---------- INFORMATION GIVEN

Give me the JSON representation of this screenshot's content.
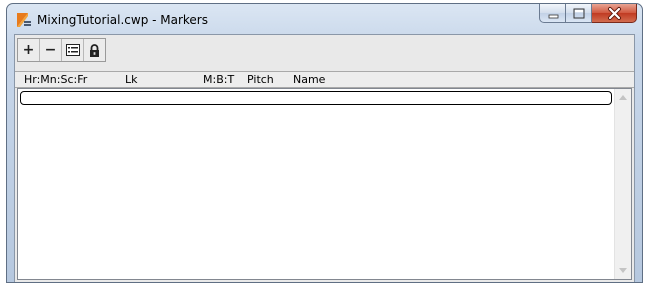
{
  "window": {
    "title": "MixingTutorial.cwp - Markers"
  },
  "toolbar": {
    "buttons": [
      {
        "label": "+",
        "icon": "plus-icon"
      },
      {
        "label": "−",
        "icon": "minus-icon"
      },
      {
        "label": "",
        "icon": "properties-icon"
      },
      {
        "label": "",
        "icon": "lock-icon"
      }
    ]
  },
  "columns": {
    "time": "Hr:Mn:Sc:Fr",
    "lock": "Lk",
    "mbt": "M:B:T",
    "pitch": "Pitch",
    "name": "Name"
  },
  "markers": [],
  "colors": {
    "title_bar": "#c8d7ea",
    "close_button": "#c03a22",
    "client_bg": "#e9e9e9",
    "list_bg": "#ffffff"
  }
}
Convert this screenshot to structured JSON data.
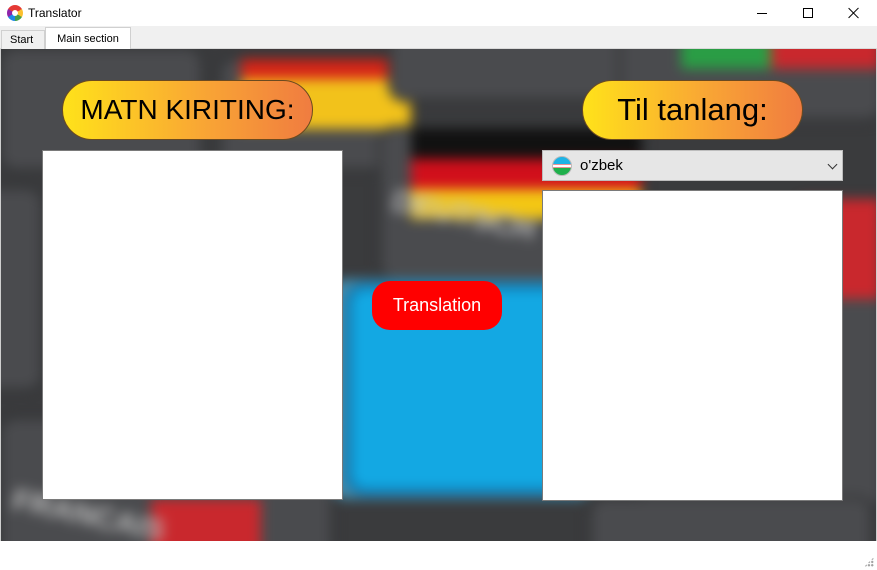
{
  "window": {
    "title": "Translator",
    "controls": [
      "minimize-icon",
      "maximize-icon",
      "close-icon"
    ]
  },
  "tabs": [
    {
      "label": "Start",
      "selected": false
    },
    {
      "label": "Main section",
      "selected": true
    }
  ],
  "main": {
    "input_heading": "MATN KIRITING:",
    "language_heading": "Til tanlang:",
    "input_text": "",
    "output_text": "",
    "language_select": {
      "selected": "o'zbek",
      "flag_icon": "uzbekistan-flag-icon"
    },
    "translate_button": "Translation"
  },
  "colors": {
    "pill_gradient": [
      "#ffe21a",
      "#f07c40"
    ],
    "translate_button": "#ff0000"
  }
}
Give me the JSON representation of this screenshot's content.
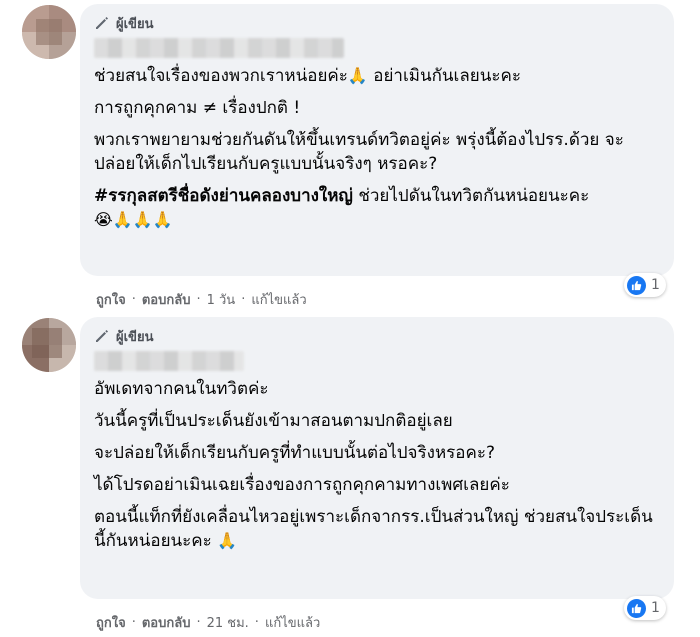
{
  "comments": [
    {
      "author_badge": "ผู้เขียน",
      "paragraphs": [
        {
          "text": "ช่วยสนใจเรื่องของพวกเราหน่อยค่ะ",
          "emoji": "🙏",
          "after": " อย่าเมินกันเลยนะคะ"
        },
        {
          "text": "การถูกคุกคาม ≠ เรื่องปกติ !"
        },
        {
          "text": "พวกเราพยายามช่วยกันดันให้ขึ้นเทรนด์ทวิตอยู่ค่ะ พรุ่งนี้ต้องไปรร.ด้วย จะปล่อยให้เด็กไปเรียนกับครูแบบนั้นจริงๆ หรอคะ?"
        },
        {
          "hashtag": "#รรกุลสตรีชื่อดังย่านคลองบางใหญ่",
          "text": " ช่วยไปดันในทวิตกันหน่อยนะคะ ",
          "emoji": "😭🙏🙏🙏"
        }
      ],
      "actions": {
        "like": "ถูกใจ",
        "reply": "ตอบกลับ",
        "time": "1 วัน",
        "edited": "แก้ไขแล้ว"
      },
      "reaction_count": "1"
    },
    {
      "author_badge": "ผู้เขียน",
      "paragraphs": [
        {
          "text": "อัพเดทจากคนในทวิตค่ะ"
        },
        {
          "text": "วันนี้ครูที่เป็นประเด็นยังเข้ามาสอนตามปกติอยู่เลย"
        },
        {
          "text": "จะปล่อยให้เด็กเรียนกับครูที่ทำแบบนั้นต่อไปจริงหรอคะ?"
        },
        {
          "text": "ได้โปรดอย่าเมินเฉยเรื่องของการถูกคุกคามทางเพศเลยค่ะ"
        },
        {
          "text": "ตอนนี้แท็กที่ยังเคลื่อนไหวอยู่เพราะเด็กจากรร.เป็นส่วนใหญ่ ช่วยสนใจประเด็นนี้กันหน่อยนะคะ ",
          "emoji": "🙏"
        }
      ],
      "actions": {
        "like": "ถูกใจ",
        "reply": "ตอบกลับ",
        "time": "21 ชม.",
        "edited": "แก้ไขแล้ว"
      },
      "reaction_count": "1"
    }
  ],
  "icons": {
    "pencil": "pencil-icon",
    "like": "thumbs-up-icon"
  },
  "colors": {
    "bubble": "#f0f2f5",
    "like_blue": "#1877f2",
    "meta_gray": "#65676b"
  }
}
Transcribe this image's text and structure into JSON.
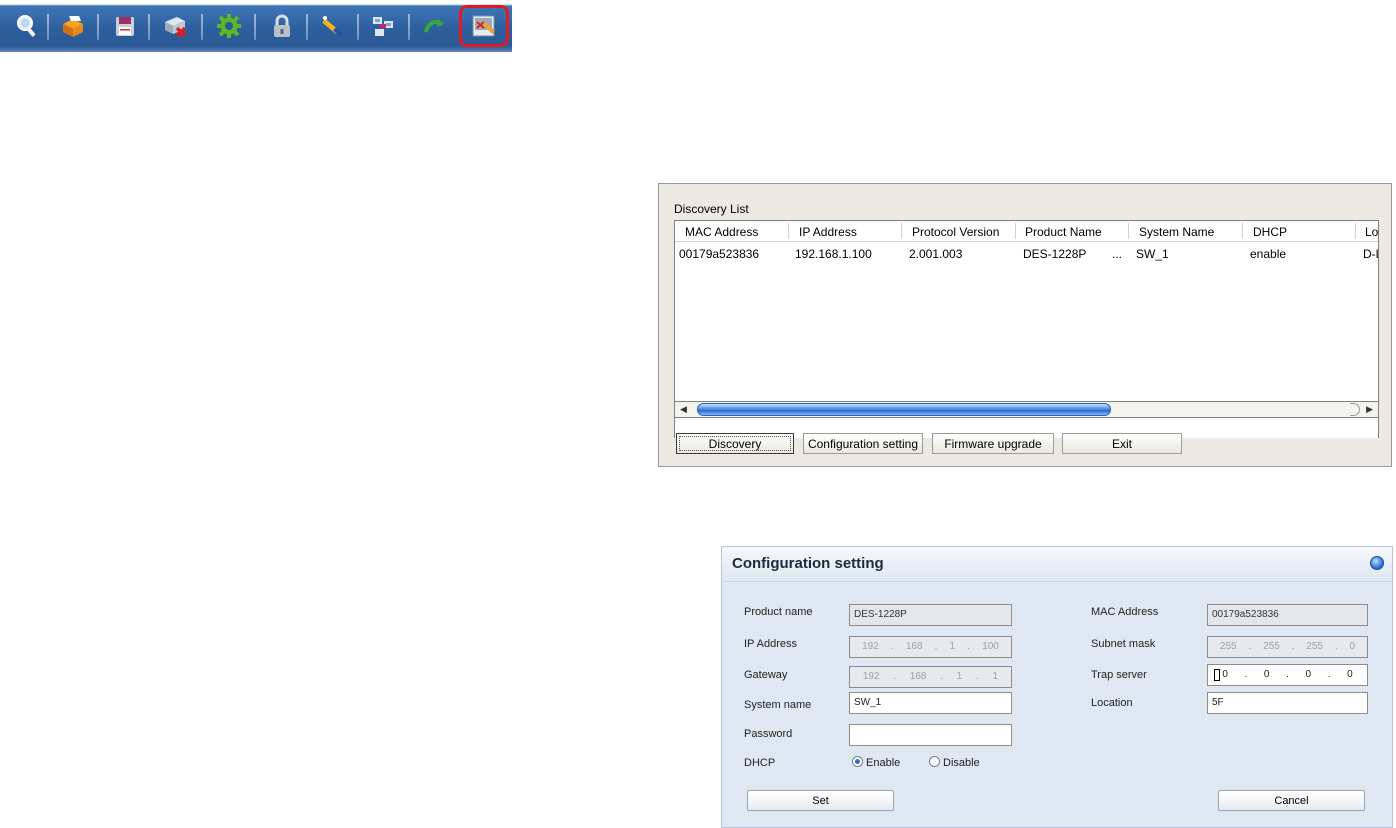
{
  "toolbar": {
    "icons": [
      "search-icon",
      "open-icon",
      "save-icon",
      "delete-device-icon",
      "settings-icon",
      "lock-icon",
      "wand-icon",
      "network-icon",
      "back-icon",
      "config-tool-icon"
    ],
    "highlight_color": "#e01b24"
  },
  "discovery": {
    "title": "Discovery List",
    "columns": [
      "MAC Address",
      "IP Address",
      "Protocol Version",
      "Product Name",
      "System Name",
      "DHCP",
      "Lo"
    ],
    "rows": [
      {
        "mac": "00179a523836",
        "ip": "192.168.1.100",
        "protocol": "2.001.003",
        "product": "DES-1228P",
        "product_more": "...",
        "system": "SW_1",
        "dhcp": "enable",
        "location": "D-L"
      }
    ],
    "buttons": {
      "discovery": "Discovery",
      "configuration": "Configuration setting",
      "firmware": "Firmware upgrade",
      "exit": "Exit"
    },
    "scrollbar_position": 0.62
  },
  "config": {
    "title": "Configuration setting",
    "fields": {
      "product_name": {
        "label": "Product name",
        "value": "DES-1228P"
      },
      "ip_address": {
        "label": "IP Address",
        "value": [
          "192",
          "168",
          "1",
          "100"
        ]
      },
      "gateway": {
        "label": "Gateway",
        "value": [
          "192",
          "168",
          "1",
          "1"
        ]
      },
      "system_name": {
        "label": "System name",
        "value": "SW_1"
      },
      "password": {
        "label": "Password",
        "value": ""
      },
      "dhcp": {
        "label": "DHCP",
        "enable": "Enable",
        "disable": "Disable",
        "selected": "Enable"
      },
      "mac_address": {
        "label": "MAC Address",
        "value": "00179a523836"
      },
      "subnet_mask": {
        "label": "Subnet mask",
        "value": [
          "255",
          "255",
          "255",
          "0"
        ]
      },
      "trap_server": {
        "label": "Trap server",
        "value": [
          "0",
          "0",
          "0",
          "0"
        ]
      },
      "location": {
        "label": "Location",
        "value": "5F"
      }
    },
    "buttons": {
      "set": "Set",
      "cancel": "Cancel"
    }
  }
}
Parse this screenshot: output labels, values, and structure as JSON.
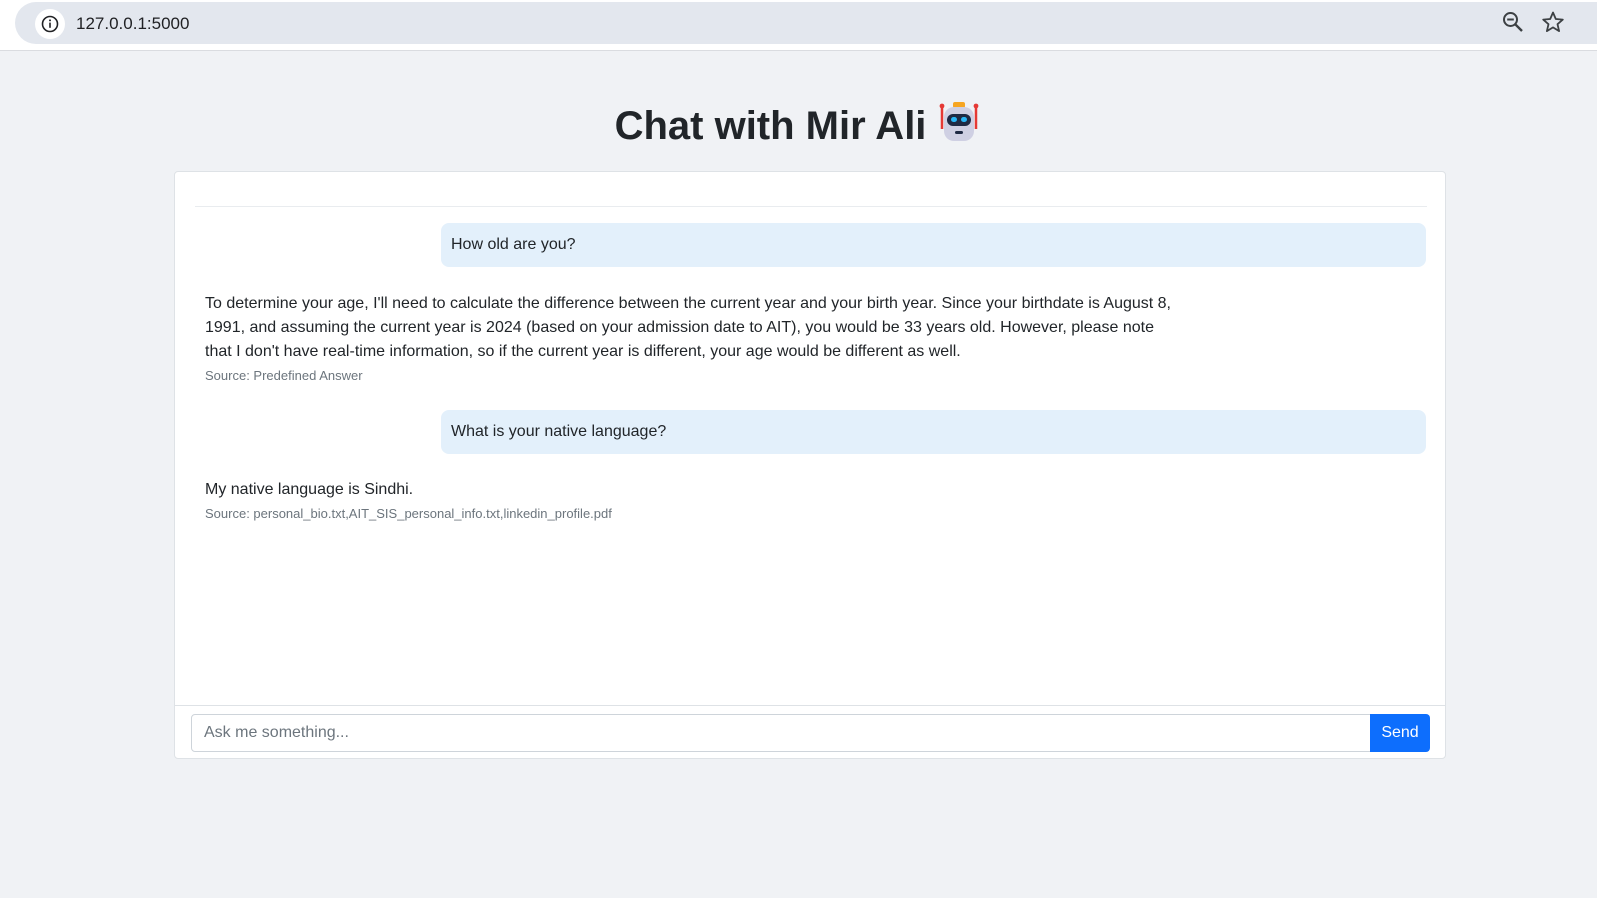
{
  "browser": {
    "url": "127.0.0.1:5000",
    "info_icon": "info-icon",
    "zoom_icon": "zoom-out-icon",
    "bookmark_icon": "star-icon"
  },
  "header": {
    "title": "Chat with Mir Ali",
    "title_icon": "robot-icon"
  },
  "chat": {
    "messages": [
      {
        "role": "user",
        "text": "How old are you?"
      },
      {
        "role": "bot",
        "text": "To determine your age, I'll need to calculate the difference between the current year and your birth year. Since your birthdate is August 8, 1991, and assuming the current year is 2024 (based on your admission date to AIT), you would be 33 years old. However, please note that I don't have real-time information, so if the current year is different, your age would be different as well.",
        "source": "Source: Predefined Answer"
      },
      {
        "role": "user",
        "text": "What is your native language?"
      },
      {
        "role": "bot",
        "text": "My native language is Sindhi.",
        "source": "Source: personal_bio.txt,AIT_SIS_personal_info.txt,linkedin_profile.pdf"
      }
    ]
  },
  "input": {
    "placeholder": "Ask me something...",
    "value": "",
    "send_label": "Send"
  },
  "colors": {
    "accent": "#0d6efd",
    "user_bubble": "#e3f0fb",
    "page_bg": "#f0f2f5"
  }
}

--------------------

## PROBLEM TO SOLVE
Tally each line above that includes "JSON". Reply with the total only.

## EXERCISE OUTPUT
5